George Eustice, the environment secretary, has played down the risks of chlorine-washed chicken and hormone-reared beef entering the UK. But the documents also discuss efforts Eustice made last year when he was a backbencher to amend the Agriculture Bill specifically to ban the products. The documents discuss strategy for handling one of Eustice’s three amendments, which they said was “intended to prevent the use of chlorine and chemical washes from being authorised for poultry carcasses in order to facilitate a free trade agreement with the USA.”The amendments he proposed were dropped a month after Boris Johnson came into power.
Shortly after being promoted, Eustice met FSA officials to discuss subjects including chlorine-washed chicken. Officials prepared a memo answering questions he raised in the meeting, including what percentage of US poultry processors use chlorine and other chemical washes, and whether this level had risen or fallen in the last 20-30 years, “i.e. is there a downward trend in usage?”“[V]irtually all US processors” use chemical washes of some kind to remove bacteria and other pathogens from chicken carcasses, the officials responded. US food safety measures “recommend the use of chemical interventions during the poultry production process,” they added.
Later in the month, Eustice refused to explicitly rule out allowing chlorine-washed chicken into the UK in an interview with Sky’s Sophy Ridge, saying instead that the government had “no plans” to approve the product. “I’m not quite sure why the US would make such demands, because chlorine washes on chicken are a very outdated technology and it is not really used by the US any more,” Eustice said.
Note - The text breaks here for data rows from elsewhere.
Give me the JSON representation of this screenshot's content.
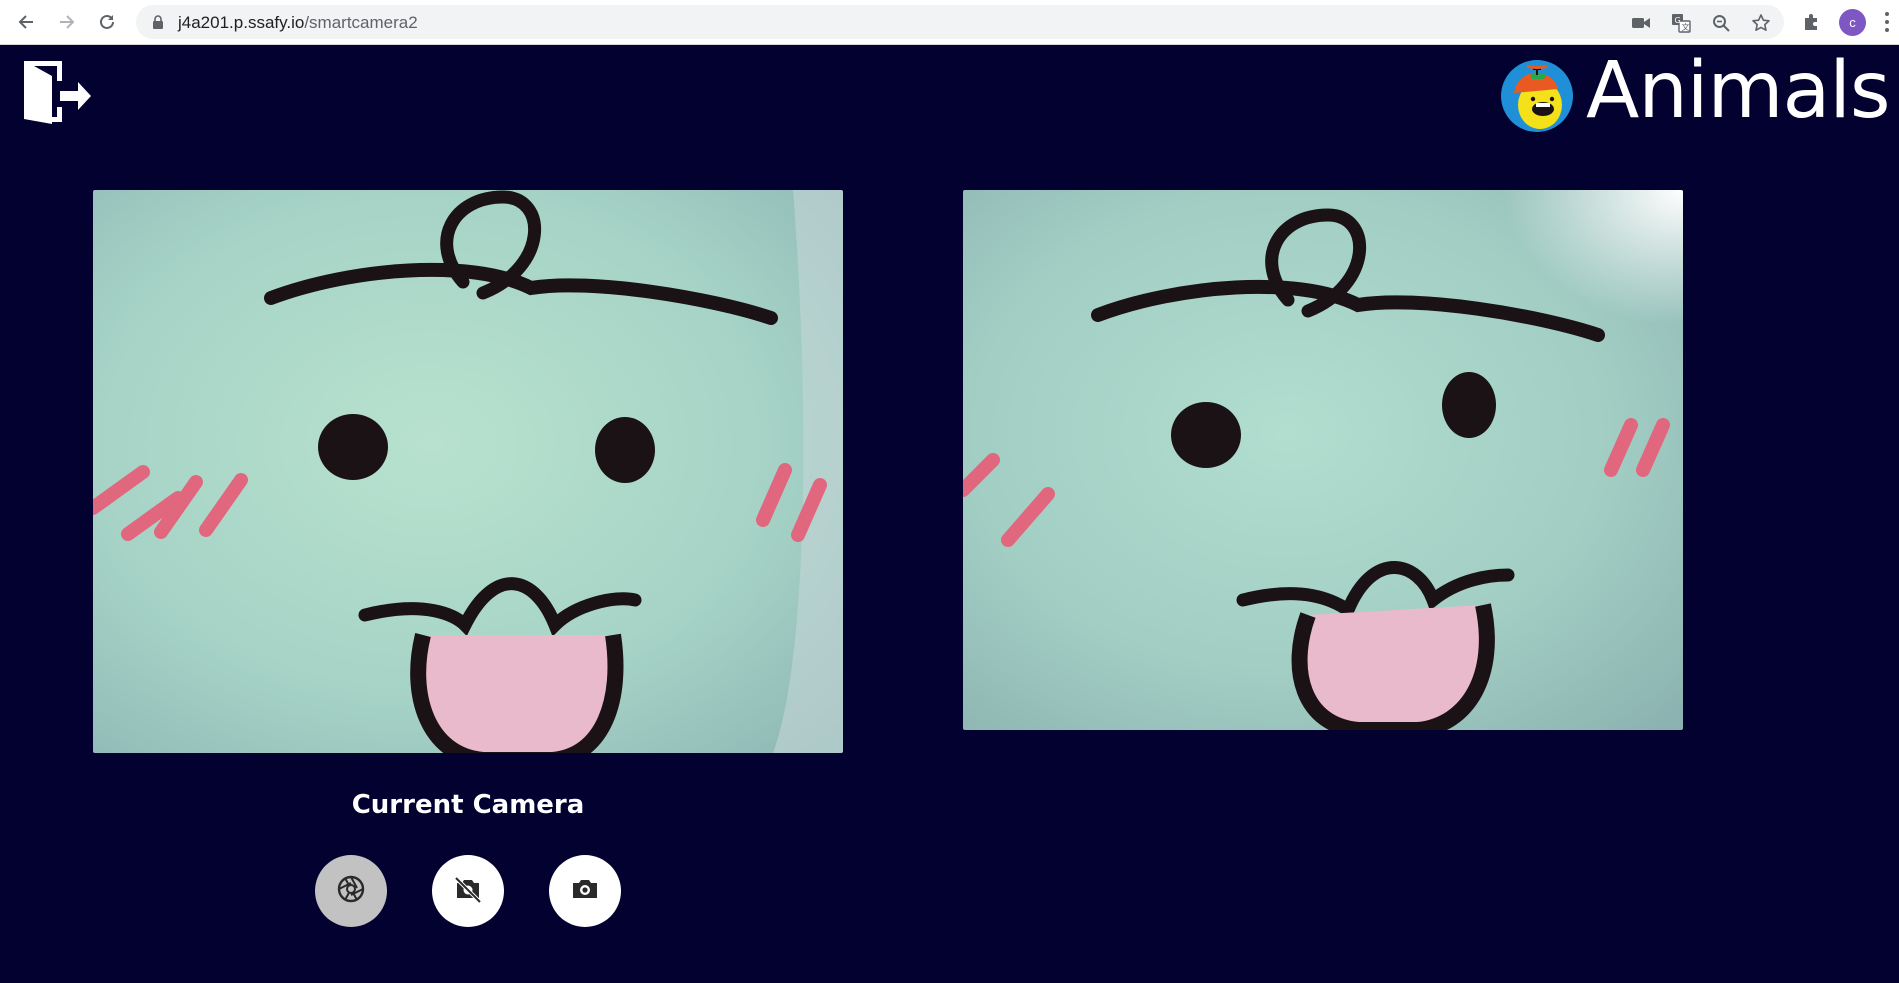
{
  "browser": {
    "url_host": "j4a201.p.ssafy.io",
    "url_path": "/smartcamera2",
    "profile_initial": "c",
    "icons": [
      "back-arrow-icon",
      "forward-arrow-icon",
      "reload-icon",
      "lock-icon",
      "camera-in-use-icon",
      "translate-icon",
      "zoom-icon",
      "bookmark-star-icon",
      "extensions-puzzle-icon",
      "menu-kebab-icon"
    ]
  },
  "app": {
    "brand_title": "Animals",
    "logout_icon": "logout-door-icon",
    "mascot_icon": "mascot-logo-icon",
    "current_camera_label": "Current Camera",
    "controls": [
      {
        "name": "shutter",
        "icon": "aperture-icon"
      },
      {
        "name": "camera-off",
        "icon": "camera-off-icon"
      },
      {
        "name": "capture",
        "icon": "camera-icon"
      }
    ]
  },
  "colors": {
    "background": "#020130",
    "plush": "#a9d8c6",
    "blush": "#e0677e",
    "ink": "#1a1214",
    "tongue": "#e9b9cc"
  }
}
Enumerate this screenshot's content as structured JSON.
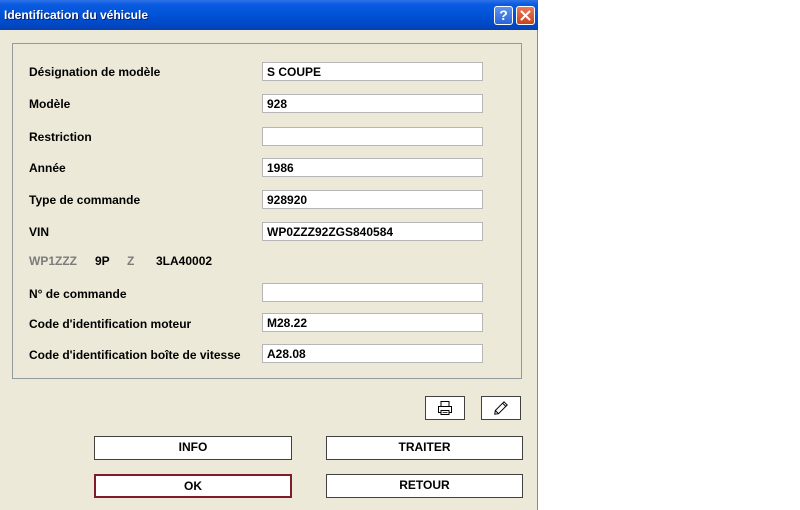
{
  "window": {
    "title": "Identification du véhicule",
    "help_label": "?",
    "close_label": "✕"
  },
  "fields": [
    {
      "label": "Désignation de modèle",
      "value": "S COUPE"
    },
    {
      "label": "Modèle",
      "value": "928"
    },
    {
      "label": "Restriction",
      "value": ""
    },
    {
      "label": "Année",
      "value": "1986"
    },
    {
      "label": "Type de commande",
      "value": "928920"
    },
    {
      "label": "VIN",
      "value": "WP0ZZZ92ZGS840584"
    },
    {
      "label": "N° de commande",
      "value": ""
    },
    {
      "label": "Code d'identification moteur",
      "value": "M28.22"
    },
    {
      "label": "Code d'identification boîte de vitesse",
      "value": "A28.08"
    }
  ],
  "vin_breakdown": {
    "wmi": "WP1ZZZ",
    "model": "9P",
    "filler": "Z",
    "serial": "3LA40002"
  },
  "buttons": {
    "info": "INFO",
    "traiter": "TRAITER",
    "ok": "OK",
    "retour": "RETOUR"
  },
  "icons": {
    "print": "printer-icon",
    "edit": "pencil-icon"
  },
  "colors": {
    "titlebar": "#0052d6",
    "dialog_bg": "#ece9d8",
    "default_button_border": "#7f1c2c"
  }
}
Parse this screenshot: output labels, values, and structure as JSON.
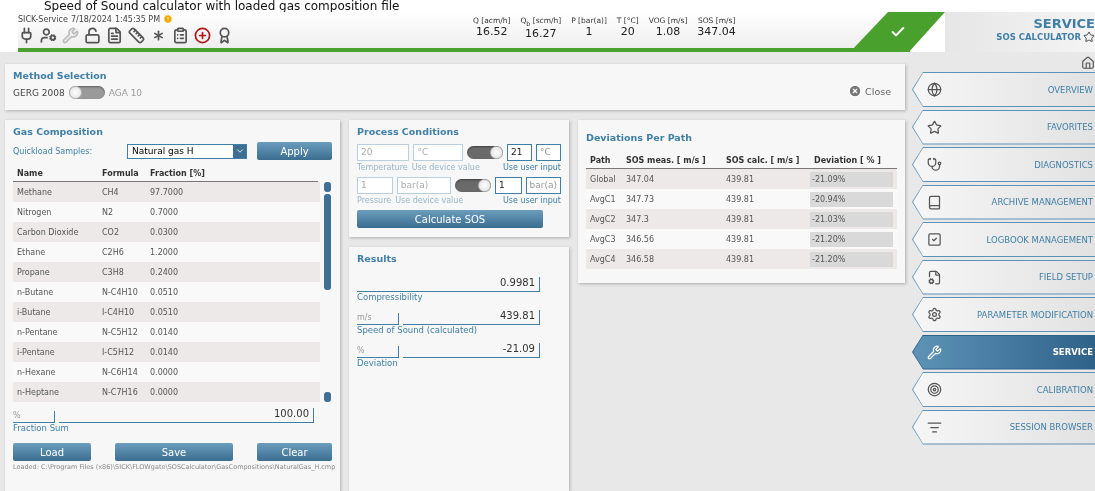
{
  "caption": "Speed of Sound calculator with loaded gas composition file",
  "header": {
    "app": "SICK-Service",
    "date": "7/18/2024",
    "time": "1:45:35 PM",
    "warning": true,
    "readings": [
      {
        "label": "Q [acm/h]",
        "value": "16.52"
      },
      {
        "label": "Q$_{b}$ [scm/h]",
        "value": "16.27"
      },
      {
        "label": "P [bar(a)]",
        "value": "1"
      },
      {
        "label": "T [°C]",
        "value": "20"
      },
      {
        "label": "VOG [m/s]",
        "value": "1.08"
      },
      {
        "label": "SOS [m/s]",
        "value": "347.04"
      }
    ],
    "status_ok": true
  },
  "title": {
    "section": "SERVICE",
    "page": "SOS CALCULATOR"
  },
  "method": {
    "title": "Method Selection",
    "left": "GERG 2008",
    "right": "AGA 10",
    "switch_on": false,
    "close": "Close"
  },
  "gas": {
    "title": "Gas Composition",
    "quickload_label": "Quickload Samples:",
    "sample": "Natural gas H",
    "apply": "Apply",
    "columns": [
      "Name",
      "Formula",
      "Fraction [%]"
    ],
    "rows": [
      [
        "Methane",
        "CH4",
        "97.7000"
      ],
      [
        "Nitrogen",
        "N2",
        "0.7000"
      ],
      [
        "Carbon Dioxide",
        "CO2",
        "0.0300"
      ],
      [
        "Ethane",
        "C2H6",
        "1.2000"
      ],
      [
        "Propane",
        "C3H8",
        "0.2400"
      ],
      [
        "n-Butane",
        "N-C4H10",
        "0.0510"
      ],
      [
        "i-Butane",
        "I-C4H10",
        "0.0510"
      ],
      [
        "n-Pentane",
        "N-C5H12",
        "0.0140"
      ],
      [
        "i-Pentane",
        "I-C5H12",
        "0.0140"
      ],
      [
        "n-Hexane",
        "N-C6H14",
        "0.0000"
      ],
      [
        "n-Heptane",
        "N-C7H16",
        "0.0000"
      ]
    ],
    "sum_unit": "%",
    "sum": "100.00",
    "sum_label": "Fraction Sum",
    "buttons": [
      "Load",
      "Save",
      "Clear"
    ],
    "loaded": "Loaded:  C:\\Program Files (x86)\\SICK\\FLOWgate\\SOSCalculator\\GasCompositions\\NaturalGas_H.cmp"
  },
  "process": {
    "title": "Process Conditions",
    "rows": [
      {
        "device_value": "20",
        "device_unit": "°C",
        "label": "Temperature",
        "device_label": "Use device value",
        "switch_on": true,
        "user_value": "21",
        "user_unit": "°C",
        "user_label": "Use user input"
      },
      {
        "device_value": "1",
        "device_unit": "bar(a)",
        "label": "Pressure",
        "device_label": "Use device value",
        "switch_on": true,
        "user_value": "1",
        "user_unit": "bar(a)",
        "user_label": "Use user input"
      }
    ],
    "button": "Calculate SOS"
  },
  "results": {
    "title": "Results",
    "items": [
      {
        "value": "0.9981",
        "label": "Compressibility"
      },
      {
        "unit": "m/s",
        "value": "439.81",
        "label": "Speed of Sound (calculated)"
      },
      {
        "unit": "%",
        "value": "-21.09",
        "label": "Deviation"
      }
    ]
  },
  "deviations": {
    "title": "Deviations Per Path",
    "columns": [
      "Path",
      "SOS meas. [ m/s ]",
      "SOS calc. [ m/s ]",
      "Deviation [ % ]"
    ],
    "rows": [
      [
        "Global",
        "347.04",
        "439.81",
        "-21.09%"
      ],
      [
        "AvgC1",
        "347.73",
        "439.81",
        "-20.94%"
      ],
      [
        "AvgC2",
        "347.3",
        "439.81",
        "-21.03%"
      ],
      [
        "AvgC3",
        "346.56",
        "439.81",
        "-21.20%"
      ],
      [
        "AvgC4",
        "346.58",
        "439.81",
        "-21.20%"
      ]
    ]
  },
  "nav": [
    {
      "label": "OVERVIEW",
      "selected": false
    },
    {
      "label": "FAVORITES",
      "selected": false
    },
    {
      "label": "DIAGNOSTICS",
      "selected": false
    },
    {
      "label": "ARCHIVE MANAGEMENT",
      "selected": false
    },
    {
      "label": "LOGBOOK MANAGEMENT",
      "selected": false
    },
    {
      "label": "FIELD SETUP",
      "selected": false
    },
    {
      "label": "PARAMETER MODIFICATION",
      "selected": false
    },
    {
      "label": "SERVICE",
      "selected": true
    },
    {
      "label": "CALIBRATION",
      "selected": false
    },
    {
      "label": "SESSION BROWSER",
      "selected": false
    }
  ]
}
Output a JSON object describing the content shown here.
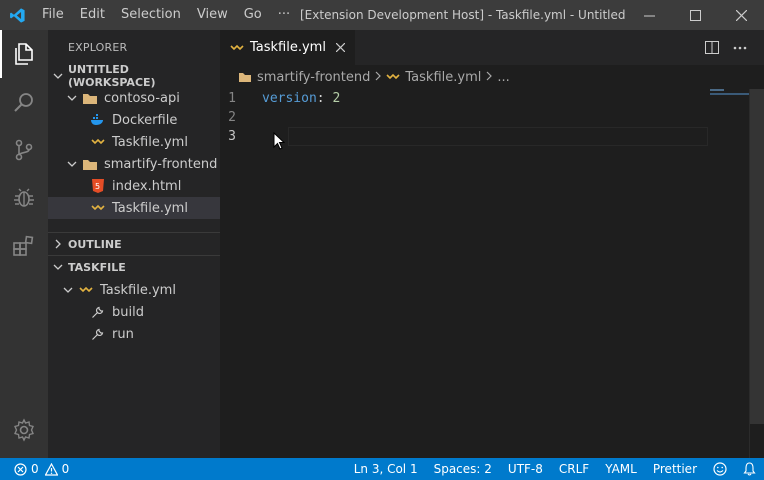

He added that producers use lactic acid washes instead, but did not address the concerns about raising chickens in conditions that mean they need chemical treatment.